A Story of Grit and Hope
There are two words that Yanella Molinelli will never say.
“I never say ‘I can’t,” she says. “I say, I’ll try.”
Though her journey to being a United States citizen has been filled with as many ups-and-downs as a rollercoaster, Yanella continues to live out that attitude. She always tries and never quits.
Uruguay is Yanella’s home country, and she initially never thought of leaving it. Yanella and her husband, Israel, owned a local market for years in their hometown, but after a business deal went wrong they wondered if they could stay there.
“We were going to sell the store and a man said he would buy it, but then the money never came,” Yanella said.
The family’s worst fears were confirmed when their would-be buyer followed Israel home from work one night before threatening to kill him. Scared for their lives, Yanella and Israel decided to leave for a while with the hopes of returning once they would be safe. They chose to stay with a friend in Miami.
It quickly became apparent after their arrival in Miami that Yanella and her family were not going to be able to return home. They received no help from the police, and their lawyer was killed after they left.
Knowing they would be unable to return home, Yanella and Israel decided to stay in the United States. They couldn’t stay with their friend in Miami forever, however, and elected to move to Colorado to ensure their children got the best possible education.
It wasn’t easy. Yanella and Israel had no connections in Colorado. They knew little English, though their children spoke it at the time of the move. And since their lawyer had been killed, the family had almost no money from the eventual sale of the store to move with.
And through it was hard, Yanella refused to say “I can’t.”
Both Yanella and Israel found work in Colorado while their four kids graduated from school. They took whatever jobs would pay the rent and get their children through school. Their work has paid off. All four kids now have degrees and are working across the western United States.
Just over a year ago, Yanella and Israel moved to Spokane in search of work. Yanella enrolled in an employment program with World Relief Spokane that focuses on removing barriers to work and building skills.
As part of the program, a World Relief employment specialist helped place Yanella at a work-based-learning site where World Relief paid her to work for three months. The company loved her, but was not able to hire her because she did not have a GED. True to form, Yanella didn’t let that stop her and started classes to get her GED.
Soon after starting employment classes at World Relief, Yanella found out that she met the qualifications to become a United States citizen. She had been in the country for the required about of time and now speaks good English, another result of her hard work. Yanella was so excited about becoming a citizen that she chose to take World Relief’s citizenship class while also studying for her GED.
Yanella became a citizen in December and earned her GED a couple of months later. She will vote in her first American election this November.

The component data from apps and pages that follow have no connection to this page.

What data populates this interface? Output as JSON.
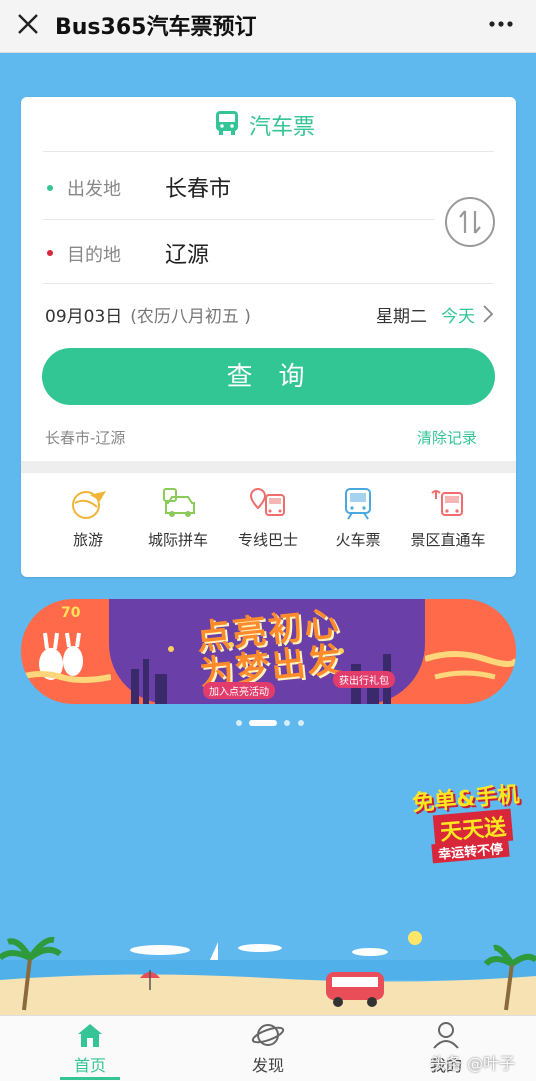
{
  "window": {
    "title": "Bus365汽车票预订"
  },
  "card": {
    "title": "汽车票",
    "from_label": "出发地",
    "from_value": "长春市",
    "to_label": "目的地",
    "to_value": "辽源",
    "date": "09月03日",
    "lunar": "(农历八月初五 )",
    "weekday": "星期二",
    "today_label": "今天",
    "query_label": "查询",
    "history": "长春市-辽源",
    "clear_label": "清除记录"
  },
  "categories": [
    {
      "label": "旅游",
      "icon": "airplane-globe-icon"
    },
    {
      "label": "城际拼车",
      "icon": "car-icon"
    },
    {
      "label": "专线巴士",
      "icon": "bus-pin-icon"
    },
    {
      "label": "火车票",
      "icon": "train-icon"
    },
    {
      "label": "景区直通车",
      "icon": "scenic-bus-icon"
    }
  ],
  "banner": {
    "line1": "点亮初心",
    "line2": "为梦出发",
    "tag1": "加入点亮活动",
    "tag2": "获出行礼包",
    "badge": "70"
  },
  "carousel": {
    "count": 4,
    "active_index": 1
  },
  "promo": {
    "line1": "免单&手机",
    "line2": "天天送",
    "line3": "幸运转不停"
  },
  "bottom_nav": [
    {
      "label": "首页",
      "icon": "home-icon",
      "active": true
    },
    {
      "label": "发现",
      "icon": "planet-icon",
      "active": false
    },
    {
      "label": "我的",
      "icon": "user-icon",
      "active": false
    }
  ],
  "watermark": "头条 @叶子",
  "colors": {
    "accent": "#35c496",
    "background": "#5fb9ee",
    "from_dot": "#35c496",
    "to_dot": "#d8273b"
  }
}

“I am happy,” she said. “It was hard. I studied at night for my GED and for my citizenship. But now I am happy.”
Andrew Goodwin, World Relief Spokane’s Digital Communications Assistant, wrote this story.